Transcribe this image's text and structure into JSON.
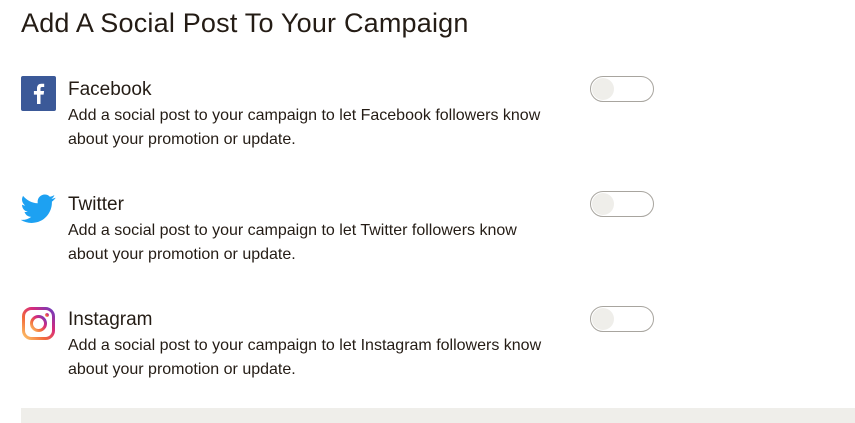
{
  "title": "Add A Social Post To Your Campaign",
  "networks": [
    {
      "name": "Facebook",
      "description_line1": "Add a social post to your campaign to let Facebook followers know",
      "description_line2": "about your promotion or update.",
      "icon": "facebook-icon",
      "enabled": false,
      "color": "#3b5998"
    },
    {
      "name": "Twitter",
      "description_line1": "Add a social post to your campaign to let Twitter followers know",
      "description_line2": "about your promotion or update.",
      "icon": "twitter-icon",
      "enabled": false,
      "color": "#1da1f2"
    },
    {
      "name": "Instagram",
      "description_line1": "Add a social post to your campaign to let Instagram followers know",
      "description_line2": "about your promotion or update.",
      "icon": "instagram-icon",
      "enabled": false,
      "color": "#c13584"
    }
  ]
}
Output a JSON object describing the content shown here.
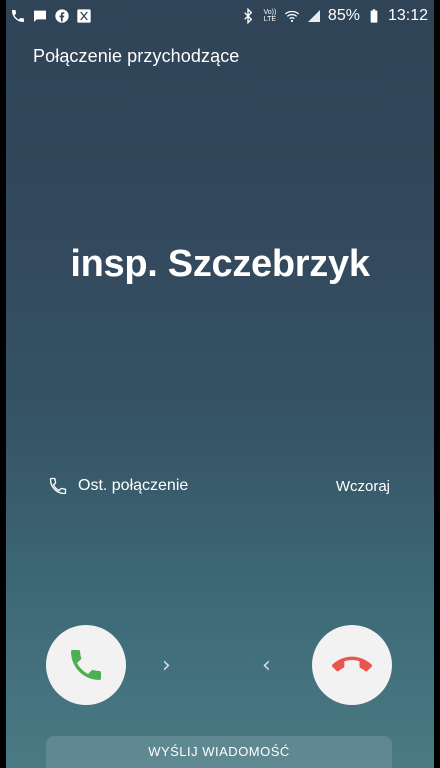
{
  "status_bar": {
    "left_icons": [
      "phone-icon",
      "message-icon",
      "facebook-icon",
      "app-icon"
    ],
    "right_icons": [
      "bluetooth-icon",
      "volte-icon",
      "wifi-icon",
      "signal-icon",
      "battery-icon"
    ],
    "volte_label": "Vo)) LTE",
    "battery": "85%",
    "time": "13:12"
  },
  "incoming_call": {
    "header": "Połączenie przychodzące",
    "caller_name": "insp. Szczebrzyk",
    "last_call_label": "Ost. połączenie",
    "last_call_date": "Wczoraj"
  },
  "actions": {
    "accept_icon": "phone-accept-icon",
    "decline_icon": "phone-decline-icon",
    "accept_color": "#4caf50",
    "decline_color": "#e8564f",
    "send_message_label": "WYŚLIJ WIADOMOŚĆ"
  }
}
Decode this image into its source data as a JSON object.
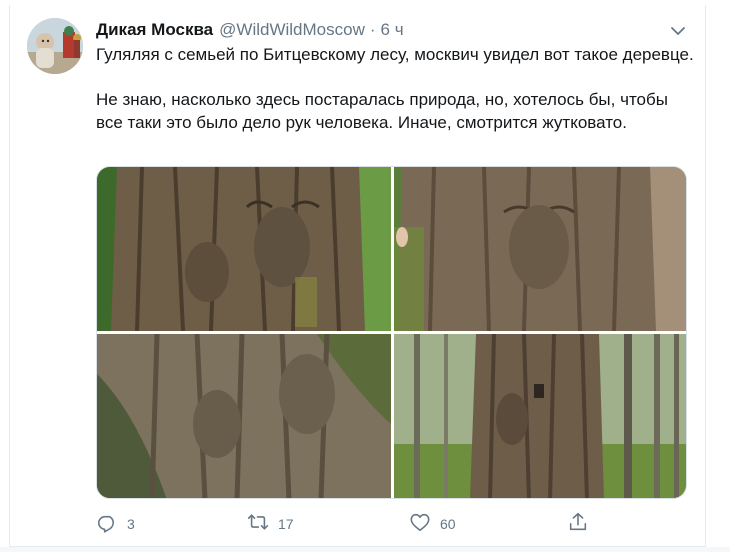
{
  "tweet": {
    "author_name": "Дикая Москва",
    "author_handle": "@WildWildMoscow",
    "separator": "·",
    "time": "6 ч",
    "text": "Гуляляя с семьей по Битцевскому лесу, москвич увидел вот такое деревце.\n\nНе знаю, насколько здесь постаралась природа, но, хотелось бы, чтобы все таки это было дело рук человека. Иначе, смотрится жутковато.",
    "replies": "3",
    "retweets": "17",
    "likes": "60"
  },
  "icons": {
    "menu": "chevron-down-icon",
    "reply": "reply-icon",
    "retweet": "retweet-icon",
    "like": "heart-icon",
    "share": "share-icon"
  },
  "colors": {
    "text": "#14171a",
    "secondary": "#657786",
    "border": "#e6ecf0"
  }
}
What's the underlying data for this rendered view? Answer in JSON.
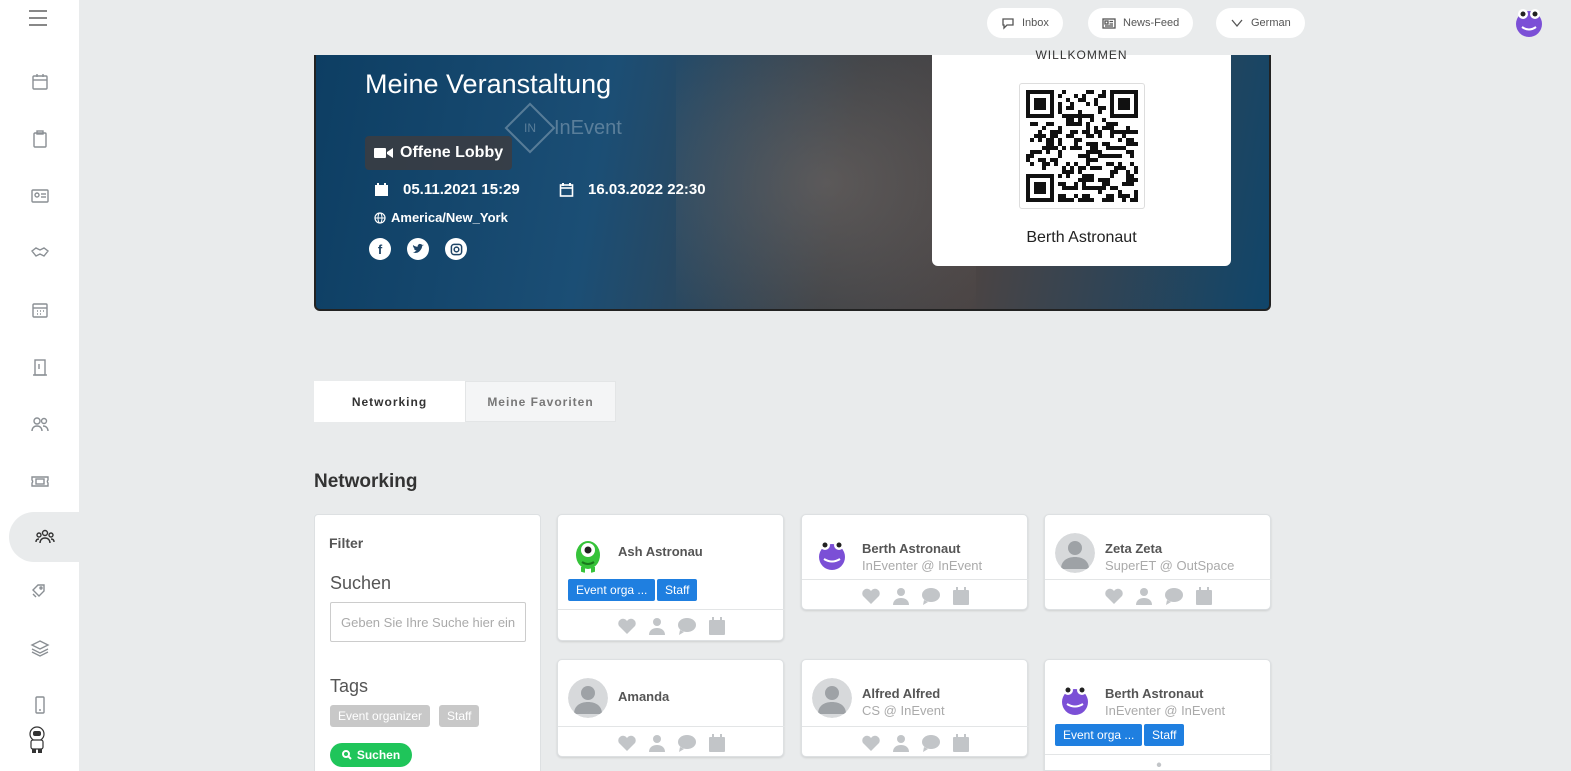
{
  "sidebar": {
    "items": [
      {
        "icon": "calendar-icon"
      },
      {
        "icon": "clipboard-icon"
      },
      {
        "icon": "id-card-icon"
      },
      {
        "icon": "handshake-icon"
      },
      {
        "icon": "calendar-grid-icon"
      },
      {
        "icon": "building-icon"
      },
      {
        "icon": "users-icon"
      },
      {
        "icon": "ticket-icon"
      },
      {
        "icon": "group-icon"
      },
      {
        "icon": "tags-icon"
      },
      {
        "icon": "layers-icon"
      },
      {
        "icon": "mobile-icon"
      }
    ],
    "active_index": 8
  },
  "topbar": {
    "inbox_label": "Inbox",
    "newsfeed_label": "News-Feed",
    "language_label": "German"
  },
  "banner": {
    "title": "Meine Veranstaltung",
    "lobby_label": "Offene Lobby",
    "start_date": "05.11.2021 15:29",
    "end_date": "16.03.2022 22:30",
    "timezone": "America/New_York",
    "logo_text": "InEvent",
    "logo_mark": "IN"
  },
  "qr_card": {
    "welcome": "WILLKOMMEN",
    "name": "Berth Astronaut"
  },
  "tabs": [
    {
      "label": "Networking",
      "active": true
    },
    {
      "label": "Meine Favoriten",
      "active": false
    }
  ],
  "section_title": "Networking",
  "filter": {
    "heading": "Filter",
    "search_label": "Suchen",
    "search_placeholder": "Geben Sie Ihre Suche hier ein",
    "tags_label": "Tags",
    "tags": [
      "Event organizer",
      "Staff"
    ],
    "search_button": "Suchen"
  },
  "people": [
    {
      "name": "Ash Astronau",
      "subtitle": "",
      "avatar": "green-alien",
      "badges": [
        "Event orga ...",
        "Staff"
      ]
    },
    {
      "name": "Berth Astronaut",
      "subtitle": "InEventer @ InEvent",
      "avatar": "purple-monster",
      "badges": []
    },
    {
      "name": "Zeta Zeta",
      "subtitle": "SuperET @ OutSpace",
      "avatar": "default",
      "badges": []
    },
    {
      "name": "Amanda",
      "subtitle": "",
      "avatar": "default",
      "badges": []
    },
    {
      "name": "Alfred Alfred",
      "subtitle": "CS @ InEvent",
      "avatar": "default",
      "badges": []
    },
    {
      "name": "Berth Astronaut",
      "subtitle": "InEventer @ InEvent",
      "avatar": "purple-monster",
      "badges": [
        "Event orga ...",
        "Staff"
      ]
    }
  ]
}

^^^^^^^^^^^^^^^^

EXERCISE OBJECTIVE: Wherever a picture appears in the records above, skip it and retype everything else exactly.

ANSWER SPACE:
Transcribe this image's text and structure into JSON.
{
  "title": "Add A Social Post To Your Campaign",
  "networks": [
    {
      "name": "Facebook",
      "description_line1": "Add a social post to your campaign to let Facebook followers know",
      "description_line2": "about your promotion or update.",
      "icon": "facebook-icon",
      "enabled": false,
      "color": "#3b5998"
    },
    {
      "name": "Twitter",
      "description_line1": "Add a social post to your campaign to let Twitter followers know",
      "description_line2": "about your promotion or update.",
      "icon": "twitter-icon",
      "enabled": false,
      "color": "#1da1f2"
    },
    {
      "name": "Instagram",
      "description_line1": "Add a social post to your campaign to let Instagram followers know",
      "description_line2": "about your promotion or update.",
      "icon": "instagram-icon",
      "enabled": false,
      "color": "#c13584"
    }
  ]
}
Output a JSON object describing the content shown here.
{
  "status_bar": {
    "left_icons": [
      "phone-icon",
      "message-icon",
      "facebook-icon",
      "app-icon"
    ],
    "right_icons": [
      "bluetooth-icon",
      "volte-icon",
      "wifi-icon",
      "signal-icon",
      "battery-icon"
    ],
    "volte_label": "Vo)) LTE",
    "battery": "85%",
    "time": "13:12"
  },
  "incoming_call": {
    "header": "Połączenie przychodzące",
    "caller_name": "insp. Szczebrzyk",
    "last_call_label": "Ost. połączenie",
    "last_call_date": "Wczoraj"
  },
  "actions": {
    "accept_icon": "phone-accept-icon",
    "decline_icon": "phone-decline-icon",
    "accept_color": "#4caf50",
    "decline_color": "#e8564f",
    "send_message_label": "WYŚLIJ WIADOMOŚĆ"
  }
}
Decode this image into its source data as a JSON object.
{
  "tweet": {
    "author_name": "Дикая Москва",
    "author_handle": "@WildWildMoscow",
    "separator": "·",
    "time": "6 ч",
    "text": "Гуляляя с семьей по Битцевскому лесу, москвич увидел вот такое деревце.\n\nНе знаю, насколько здесь постаралась природа, но, хотелось бы, чтобы все таки это было дело рук человека. Иначе, смотрится жутковато.",
    "replies": "3",
    "retweets": "17",
    "likes": "60"
  },
  "icons": {
    "menu": "chevron-down-icon",
    "reply": "reply-icon",
    "retweet": "retweet-icon",
    "like": "heart-icon",
    "share": "share-icon"
  },
  "colors": {
    "text": "#14171a",
    "secondary": "#657786",
    "border": "#e6ecf0"
  }
}
What's the underlying data for this rendered view? Answer in JSON.
{
  "sidebar": {
    "items": [
      {
        "icon": "calendar-icon"
      },
      {
        "icon": "clipboard-icon"
      },
      {
        "icon": "id-card-icon"
      },
      {
        "icon": "handshake-icon"
      },
      {
        "icon": "calendar-grid-icon"
      },
      {
        "icon": "building-icon"
      },
      {
        "icon": "users-icon"
      },
      {
        "icon": "ticket-icon"
      },
      {
        "icon": "group-icon"
      },
      {
        "icon": "tags-icon"
      },
      {
        "icon": "layers-icon"
      },
      {
        "icon": "mobile-icon"
      }
    ],
    "active_index": 8
  },
  "topbar": {
    "inbox_label": "Inbox",
    "newsfeed_label": "News-Feed",
    "language_label": "German"
  },
  "banner": {
    "title": "Meine Veranstaltung",
    "lobby_label": "Offene Lobby",
    "start_date": "05.11.2021 15:29",
    "end_date": "16.03.2022 22:30",
    "timezone": "America/New_York",
    "logo_text": "InEvent",
    "logo_mark": "IN"
  },
  "qr_card": {
    "welcome": "WILLKOMMEN",
    "name": "Berth Astronaut"
  },
  "tabs": [
    {
      "label": "Networking",
      "active": true
    },
    {
      "label": "Meine Favoriten",
      "active": false
    }
  ],
  "section_title": "Networking",
  "filter": {
    "heading": "Filter",
    "search_label": "Suchen",
    "search_placeholder": "Geben Sie Ihre Suche hier ein",
    "tags_label": "Tags",
    "tags": [
      "Event organizer",
      "Staff"
    ],
    "search_button": "Suchen"
  },
  "people": [
    {
      "name": "Ash Astronau",
      "subtitle": "",
      "avatar": "green-alien",
      "badges": [
        "Event orga ...",
        "Staff"
      ]
    },
    {
      "name": "Berth Astronaut",
      "subtitle": "InEventer @ InEvent",
      "avatar": "purple-monster",
      "badges": []
    },
    {
      "name": "Zeta Zeta",
      "subtitle": "SuperET @ OutSpace",
      "avatar": "default",
      "badges": []
    },
    {
      "name": "Amanda",
      "subtitle": "",
      "avatar": "default",
      "badges": []
    },
    {
      "name": "Alfred Alfred",
      "subtitle": "CS @ InEvent",
      "avatar": "default",
      "badges": []
    },
    {
      "name": "Berth Astronaut",
      "subtitle": "InEventer @ InEvent",
      "avatar": "purple-monster",
      "badges": [
        "Event orga ...",
        "Staff"
      ]
    }
  ]
}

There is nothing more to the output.